Excerpted records:

▼

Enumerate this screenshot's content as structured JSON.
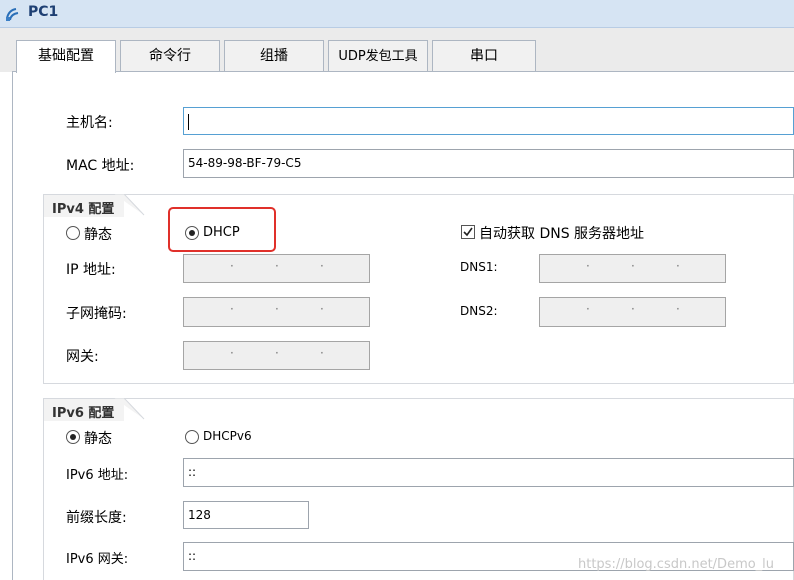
{
  "window": {
    "title": "PC1"
  },
  "tabs": [
    {
      "label": "基础配置",
      "active": true
    },
    {
      "label": "命令行"
    },
    {
      "label": "组播"
    },
    {
      "label": "UDP发包工具"
    },
    {
      "label": "串口"
    }
  ],
  "basic": {
    "hostname_label": "主机名:",
    "hostname_value": "",
    "mac_label": "MAC 地址:",
    "mac_value": "54-89-98-BF-79-C5"
  },
  "ipv4": {
    "title": "IPv4 配置",
    "static_label": "静态",
    "dhcp_label": "DHCP",
    "selected": "DHCP",
    "auto_dns_label": "自动获取 DNS 服务器地址",
    "auto_dns_checked": true,
    "ip_label": "IP 地址:",
    "mask_label": "子网掩码:",
    "gateway_label": "网关:",
    "dns1_label": "DNS1:",
    "dns2_label": "DNS2:",
    "ip_dots": "·",
    "highlight_color": "#e0302a"
  },
  "ipv6": {
    "title": "IPv6 配置",
    "static_label": "静态",
    "dhcp_label": "DHCPv6",
    "selected": "静态",
    "ip_label": "IPv6 地址:",
    "ip_value": "::",
    "prefix_label": "前缀长度:",
    "prefix_value": "128",
    "gateway_label": "IPv6 网关:",
    "gateway_value": "::"
  },
  "watermark": "https://blog.csdn.net/Demo_lu"
}
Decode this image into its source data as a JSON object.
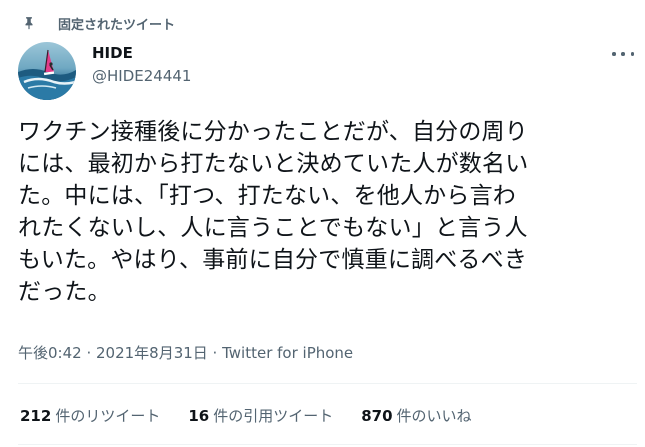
{
  "pinned_label": "固定されたツイート",
  "user": {
    "name": "HIDE",
    "handle": "@HIDE24441"
  },
  "tweet_text": "ワクチン接種後に分かったことだが、自分の周り\nには、最初から打たないと決めていた人が数名い\nた。中には、「打つ、打たない、を他人から言わ\nれたくないし、人に言うことでもない」と言う人\nもいた。やはり、事前に自分で慎重に調べるべき\nだった。",
  "meta": "午後0:42 · 2021年8月31日 · Twitter for iPhone",
  "stats": {
    "retweets_count": "212",
    "retweets_label": "件のリツイート",
    "quotes_count": "16",
    "quotes_label": "件の引用ツイート",
    "likes_count": "870",
    "likes_label": "件のいいね"
  },
  "icons": {
    "pin": "pin-icon",
    "more": "more-icon"
  },
  "colors": {
    "text_primary": "#0f1419",
    "text_secondary": "#536471",
    "divider": "#eff3f4"
  }
}
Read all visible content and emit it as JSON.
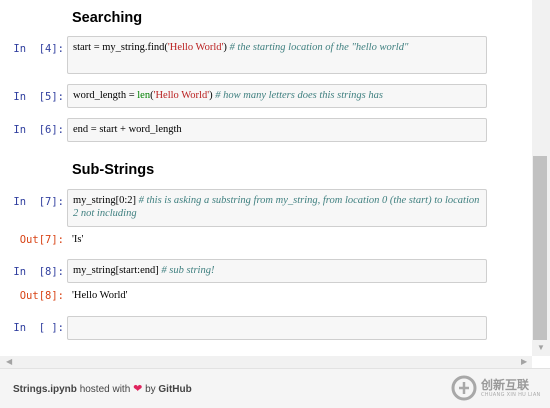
{
  "notebook": {
    "section_searching": "Searching",
    "section_substrings": "Sub-Strings",
    "cells": [
      {
        "prompt": "In  [4]:",
        "code_prefix": "start = my_string.find(",
        "code_string": "'Hello World'",
        "code_suffix": ") ",
        "code_comment": "# the starting location of the \"hello world\""
      },
      {
        "prompt": "In  [5]:",
        "code_prefix": "word_length = ",
        "code_builtin": "len",
        "code_open": "(",
        "code_string": "'Hello World'",
        "code_suffix": ") ",
        "code_comment": "# how many letters does this strings has"
      },
      {
        "prompt": "In  [6]:",
        "code": "end = start + word_length"
      },
      {
        "prompt": "In  [7]:",
        "code_prefix": "my_string[0:2] ",
        "code_comment": "# this is asking a substring from my_string, from location 0 (the start) to location 2 not including",
        "out_prompt": "Out[7]:",
        "output": "'Is'"
      },
      {
        "prompt": "In  [8]:",
        "code_prefix": "my_string[start:end] ",
        "code_comment": "# sub string!",
        "out_prompt": "Out[8]:",
        "output": "'Hello World'"
      },
      {
        "prompt": "In  [ ]:",
        "code": ""
      }
    ]
  },
  "footer": {
    "filename": "Strings.ipynb",
    "hosted_text": "hosted with",
    "by_text": "by",
    "github": "GitHub"
  },
  "watermark": {
    "cn_text": "创新互联",
    "en_text": "CHUANG XIN HU LIAN"
  },
  "colors": {
    "in_prompt": "#303f9f",
    "out_prompt": "#d84315",
    "string": "#ba2121",
    "comment": "#408080",
    "builtin": "#008000"
  }
}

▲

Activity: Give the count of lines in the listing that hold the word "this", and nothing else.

Exercise output: 4